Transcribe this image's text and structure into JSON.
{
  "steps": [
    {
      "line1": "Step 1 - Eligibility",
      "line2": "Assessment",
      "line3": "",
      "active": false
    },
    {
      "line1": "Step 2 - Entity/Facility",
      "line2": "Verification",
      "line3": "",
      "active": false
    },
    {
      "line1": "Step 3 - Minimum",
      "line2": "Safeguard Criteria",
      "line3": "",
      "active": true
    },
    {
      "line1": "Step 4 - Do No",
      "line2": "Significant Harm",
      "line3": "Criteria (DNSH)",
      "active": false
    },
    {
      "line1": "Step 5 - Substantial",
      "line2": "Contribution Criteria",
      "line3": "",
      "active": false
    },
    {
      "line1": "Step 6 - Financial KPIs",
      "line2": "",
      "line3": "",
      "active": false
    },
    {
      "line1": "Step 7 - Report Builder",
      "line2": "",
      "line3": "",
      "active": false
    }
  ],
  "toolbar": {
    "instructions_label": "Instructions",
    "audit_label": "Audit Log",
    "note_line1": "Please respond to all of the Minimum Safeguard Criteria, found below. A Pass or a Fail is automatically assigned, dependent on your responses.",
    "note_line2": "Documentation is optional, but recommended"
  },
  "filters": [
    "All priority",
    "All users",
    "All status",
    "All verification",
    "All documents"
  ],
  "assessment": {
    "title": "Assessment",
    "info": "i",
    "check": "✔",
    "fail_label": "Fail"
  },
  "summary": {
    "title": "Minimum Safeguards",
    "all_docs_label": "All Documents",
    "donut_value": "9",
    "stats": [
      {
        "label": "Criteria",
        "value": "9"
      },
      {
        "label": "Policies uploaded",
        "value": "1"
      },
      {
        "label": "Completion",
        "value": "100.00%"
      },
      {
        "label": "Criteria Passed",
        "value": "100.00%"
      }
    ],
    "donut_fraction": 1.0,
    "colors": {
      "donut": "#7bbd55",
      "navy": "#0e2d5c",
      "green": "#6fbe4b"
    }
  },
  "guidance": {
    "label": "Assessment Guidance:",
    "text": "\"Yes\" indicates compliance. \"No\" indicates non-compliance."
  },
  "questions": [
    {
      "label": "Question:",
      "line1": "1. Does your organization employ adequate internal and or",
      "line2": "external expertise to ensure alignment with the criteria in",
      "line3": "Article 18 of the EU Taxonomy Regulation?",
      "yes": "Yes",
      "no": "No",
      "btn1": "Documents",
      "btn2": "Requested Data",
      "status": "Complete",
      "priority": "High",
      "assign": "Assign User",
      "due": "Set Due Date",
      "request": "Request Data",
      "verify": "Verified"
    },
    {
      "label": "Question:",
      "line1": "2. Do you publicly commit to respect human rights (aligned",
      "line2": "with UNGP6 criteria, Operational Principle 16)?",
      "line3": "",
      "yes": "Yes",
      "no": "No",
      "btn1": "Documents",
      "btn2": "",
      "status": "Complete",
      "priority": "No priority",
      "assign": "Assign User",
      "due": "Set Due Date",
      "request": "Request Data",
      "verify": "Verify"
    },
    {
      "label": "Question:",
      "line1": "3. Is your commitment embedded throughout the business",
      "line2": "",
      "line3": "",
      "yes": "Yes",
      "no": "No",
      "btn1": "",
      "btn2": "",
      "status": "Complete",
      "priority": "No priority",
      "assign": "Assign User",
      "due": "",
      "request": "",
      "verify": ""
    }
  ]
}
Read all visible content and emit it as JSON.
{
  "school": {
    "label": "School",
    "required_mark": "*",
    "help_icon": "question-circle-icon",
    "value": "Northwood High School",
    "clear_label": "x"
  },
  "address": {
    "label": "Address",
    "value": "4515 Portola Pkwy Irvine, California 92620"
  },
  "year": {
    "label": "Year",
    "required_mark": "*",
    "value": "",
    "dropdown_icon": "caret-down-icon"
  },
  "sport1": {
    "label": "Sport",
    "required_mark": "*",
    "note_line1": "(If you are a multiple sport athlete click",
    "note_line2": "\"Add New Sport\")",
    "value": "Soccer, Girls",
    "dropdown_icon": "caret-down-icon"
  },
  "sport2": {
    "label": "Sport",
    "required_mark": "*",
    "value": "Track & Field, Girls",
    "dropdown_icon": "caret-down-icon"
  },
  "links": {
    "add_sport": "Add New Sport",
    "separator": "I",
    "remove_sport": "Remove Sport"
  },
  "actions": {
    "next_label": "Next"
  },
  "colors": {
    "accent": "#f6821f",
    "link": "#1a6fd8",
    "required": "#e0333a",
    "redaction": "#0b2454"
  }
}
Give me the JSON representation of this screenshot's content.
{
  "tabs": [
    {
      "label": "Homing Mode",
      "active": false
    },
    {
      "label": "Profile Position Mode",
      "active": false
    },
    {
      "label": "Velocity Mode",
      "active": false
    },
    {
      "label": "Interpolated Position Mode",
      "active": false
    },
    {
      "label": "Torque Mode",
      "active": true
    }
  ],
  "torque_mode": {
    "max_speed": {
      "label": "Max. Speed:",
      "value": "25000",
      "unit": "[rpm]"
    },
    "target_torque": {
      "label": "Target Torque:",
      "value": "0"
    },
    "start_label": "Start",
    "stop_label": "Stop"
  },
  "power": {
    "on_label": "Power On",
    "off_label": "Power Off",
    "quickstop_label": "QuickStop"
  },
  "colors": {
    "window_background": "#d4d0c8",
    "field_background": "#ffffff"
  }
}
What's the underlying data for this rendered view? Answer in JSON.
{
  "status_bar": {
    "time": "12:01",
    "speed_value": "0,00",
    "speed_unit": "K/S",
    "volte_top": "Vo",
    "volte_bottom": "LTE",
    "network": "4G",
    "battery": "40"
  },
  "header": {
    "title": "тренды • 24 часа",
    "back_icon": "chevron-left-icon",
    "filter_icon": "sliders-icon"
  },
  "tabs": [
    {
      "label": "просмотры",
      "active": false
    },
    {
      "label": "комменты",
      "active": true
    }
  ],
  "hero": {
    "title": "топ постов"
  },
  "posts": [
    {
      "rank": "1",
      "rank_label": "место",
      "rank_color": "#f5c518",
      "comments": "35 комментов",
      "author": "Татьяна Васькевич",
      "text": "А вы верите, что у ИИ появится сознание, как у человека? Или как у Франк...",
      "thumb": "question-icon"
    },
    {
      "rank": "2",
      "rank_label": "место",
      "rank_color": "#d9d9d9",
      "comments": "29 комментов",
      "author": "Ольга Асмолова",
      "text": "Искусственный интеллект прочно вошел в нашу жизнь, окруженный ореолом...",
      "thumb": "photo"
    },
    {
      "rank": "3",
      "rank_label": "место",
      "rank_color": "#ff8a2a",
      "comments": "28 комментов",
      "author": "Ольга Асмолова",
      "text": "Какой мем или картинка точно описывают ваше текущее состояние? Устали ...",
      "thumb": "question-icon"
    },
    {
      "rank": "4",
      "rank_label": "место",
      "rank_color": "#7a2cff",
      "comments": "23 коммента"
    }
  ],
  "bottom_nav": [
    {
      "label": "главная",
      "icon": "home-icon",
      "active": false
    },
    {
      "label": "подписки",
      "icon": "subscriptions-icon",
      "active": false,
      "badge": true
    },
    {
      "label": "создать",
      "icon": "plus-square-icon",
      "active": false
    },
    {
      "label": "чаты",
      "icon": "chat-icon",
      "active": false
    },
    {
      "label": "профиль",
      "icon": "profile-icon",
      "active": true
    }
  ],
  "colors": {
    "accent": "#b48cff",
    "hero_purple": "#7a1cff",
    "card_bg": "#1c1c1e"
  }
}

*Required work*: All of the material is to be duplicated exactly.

*Result of this exercise*:
Transcribe this image's text and structure into JSON.
{
  "steps": [
    {
      "line1": "Step 1 - Eligibility",
      "line2": "Assessment",
      "line3": "",
      "active": false
    },
    {
      "line1": "Step 2 - Entity/Facility",
      "line2": "Verification",
      "line3": "",
      "active": false
    },
    {
      "line1": "Step 3 - Minimum",
      "line2": "Safeguard Criteria",
      "line3": "",
      "active": true
    },
    {
      "line1": "Step 4 - Do No",
      "line2": "Significant Harm",
      "line3": "Criteria (DNSH)",
      "active": false
    },
    {
      "line1": "Step 5 - Substantial",
      "line2": "Contribution Criteria",
      "line3": "",
      "active": false
    },
    {
      "line1": "Step 6 - Financial KPIs",
      "line2": "",
      "line3": "",
      "active": false
    },
    {
      "line1": "Step 7 - Report Builder",
      "line2": "",
      "line3": "",
      "active": false
    }
  ],
  "toolbar": {
    "instructions_label": "Instructions",
    "audit_label": "Audit Log",
    "note_line1": "Please respond to all of the Minimum Safeguard Criteria, found below. A Pass or a Fail is automatically assigned, dependent on your responses.",
    "note_line2": "Documentation is optional, but recommended"
  },
  "filters": [
    "All priority",
    "All users",
    "All status",
    "All verification",
    "All documents"
  ],
  "assessment": {
    "title": "Assessment",
    "info": "i",
    "check": "✔",
    "fail_label": "Fail"
  },
  "summary": {
    "title": "Minimum Safeguards",
    "all_docs_label": "All Documents",
    "donut_value": "9",
    "stats": [
      {
        "label": "Criteria",
        "value": "9"
      },
      {
        "label": "Policies uploaded",
        "value": "1"
      },
      {
        "label": "Completion",
        "value": "100.00%"
      },
      {
        "label": "Criteria Passed",
        "value": "100.00%"
      }
    ],
    "donut_fraction": 1.0,
    "colors": {
      "donut": "#7bbd55",
      "navy": "#0e2d5c",
      "green": "#6fbe4b"
    }
  },
  "guidance": {
    "label": "Assessment Guidance:",
    "text": "\"Yes\" indicates compliance. \"No\" indicates non-compliance."
  },
  "questions": [
    {
      "label": "Question:",
      "line1": "1. Does your organization employ adequate internal and or",
      "line2": "external expertise to ensure alignment with the criteria in",
      "line3": "Article 18 of the EU Taxonomy Regulation?",
      "yes": "Yes",
      "no": "No",
      "btn1": "Documents",
      "btn2": "Requested Data",
      "status": "Complete",
      "priority": "High",
      "assign": "Assign User",
      "due": "Set Due Date",
      "request": "Request Data",
      "verify": "Verified"
    },
    {
      "label": "Question:",
      "line1": "2. Do you publicly commit to respect human rights (aligned",
      "line2": "with UNGP6 criteria, Operational Principle 16)?",
      "line3": "",
      "yes": "Yes",
      "no": "No",
      "btn1": "Documents",
      "btn2": "",
      "status": "Complete",
      "priority": "No priority",
      "assign": "Assign User",
      "due": "Set Due Date",
      "request": "Request Data",
      "verify": "Verify"
    },
    {
      "label": "Question:",
      "line1": "3. Is your commitment embedded throughout the business",
      "line2": "",
      "line3": "",
      "yes": "Yes",
      "no": "No",
      "btn1": "",
      "btn2": "",
      "status": "Complete",
      "priority": "No priority",
      "assign": "Assign User",
      "due": "",
      "request": "",
      "verify": ""
    }
  ]
}
Read all visible content and emit it as JSON.
{
  "school": {
    "label": "School",
    "required_mark": "*",
    "help_icon": "question-circle-icon",
    "value": "Northwood High School",
    "clear_label": "x"
  },
  "address": {
    "label": "Address",
    "value": "4515 Portola Pkwy Irvine, California 92620"
  },
  "year": {
    "label": "Year",
    "required_mark": "*",
    "value": "",
    "dropdown_icon": "caret-down-icon"
  },
  "sport1": {
    "label": "Sport",
    "required_mark": "*",
    "note_line1": "(If you are a multiple sport athlete click",
    "note_line2": "\"Add New Sport\")",
    "value": "Soccer, Girls",
    "dropdown_icon": "caret-down-icon"
  },
  "sport2": {
    "label": "Sport",
    "required_mark": "*",
    "value": "Track & Field, Girls",
    "dropdown_icon": "caret-down-icon"
  },
  "links": {
    "add_sport": "Add New Sport",
    "separator": "I",
    "remove_sport": "Remove Sport"
  },
  "actions": {
    "next_label": "Next"
  },
  "colors": {
    "accent": "#f6821f",
    "link": "#1a6fd8",
    "required": "#e0333a",
    "redaction": "#0b2454"
  }
}
Give me the JSON representation of this screenshot's content.
{
  "tabs": [
    {
      "label": "Homing Mode",
      "active": false
    },
    {
      "label": "Profile Position Mode",
      "active": false
    },
    {
      "label": "Velocity Mode",
      "active": false
    },
    {
      "label": "Interpolated Position Mode",
      "active": false
    },
    {
      "label": "Torque Mode",
      "active": true
    }
  ],
  "torque_mode": {
    "max_speed": {
      "label": "Max. Speed:",
      "value": "25000",
      "unit": "[rpm]"
    },
    "target_torque": {
      "label": "Target Torque:",
      "value": "0"
    },
    "start_label": "Start",
    "stop_label": "Stop"
  },
  "power": {
    "on_label": "Power On",
    "off_label": "Power Off",
    "quickstop_label": "QuickStop"
  },
  "colors": {
    "window_background": "#d4d0c8",
    "field_background": "#ffffff"
  }
}
What's the underlying data for this rendered view? Answer in JSON.
{
  "status_bar": {
    "time": "12:01",
    "speed_value": "0,00",
    "speed_unit": "K/S",
    "volte_top": "Vo",
    "volte_bottom": "LTE",
    "network": "4G",
    "battery": "40"
  },
  "header": {
    "title": "тренды • 24 часа",
    "back_icon": "chevron-left-icon",
    "filter_icon": "sliders-icon"
  },
  "tabs": [
    {
      "label": "просмотры",
      "active": false
    },
    {
      "label": "комменты",
      "active": true
    }
  ],
  "hero": {
    "title": "топ постов"
  },
  "posts": [
    {
      "rank": "1",
      "rank_label": "место",
      "rank_color": "#f5c518",
      "comments": "35 комментов",
      "author": "Татьяна Васькевич",
      "text": "А вы верите, что у ИИ появится сознание, как у человека? Или как у Франк...",
      "thumb": "question-icon"
    },
    {
      "rank": "2",
      "rank_label": "место",
      "rank_color": "#d9d9d9",
      "comments": "29 комментов",
      "author": "Ольга Асмолова",
      "text": "Искусственный интеллект прочно вошел в нашу жизнь, окруженный ореолом...",
      "thumb": "photo"
    },
    {
      "rank": "3",
      "rank_label": "место",
      "rank_color": "#ff8a2a",
      "comments": "28 комментов",
      "author": "Ольга Асмолова",
      "text": "Какой мем или картинка точно описывают ваше текущее состояние? Устали ...",
      "thumb": "question-icon"
    },
    {
      "rank": "4",
      "rank_label": "место",
      "rank_color": "#7a2cff",
      "comments": "23 коммента"
    }
  ],
  "bottom_nav": [
    {
      "label": "главная",
      "icon": "home-icon",
      "active": false
    },
    {
      "label": "подписки",
      "icon": "subscriptions-icon",
      "active": false,
      "badge": true
    },
    {
      "label": "создать",
      "icon": "plus-square-icon",
      "active": false
    },
    {
      "label": "чаты",
      "icon": "chat-icon",
      "active": false
    },
    {
      "label": "профиль",
      "icon": "profile-icon",
      "active": true
    }
  ],
  "colors": {
    "accent": "#b48cff",
    "hero_purple": "#7a1cff",
    "card_bg": "#1c1c1e"
  }
}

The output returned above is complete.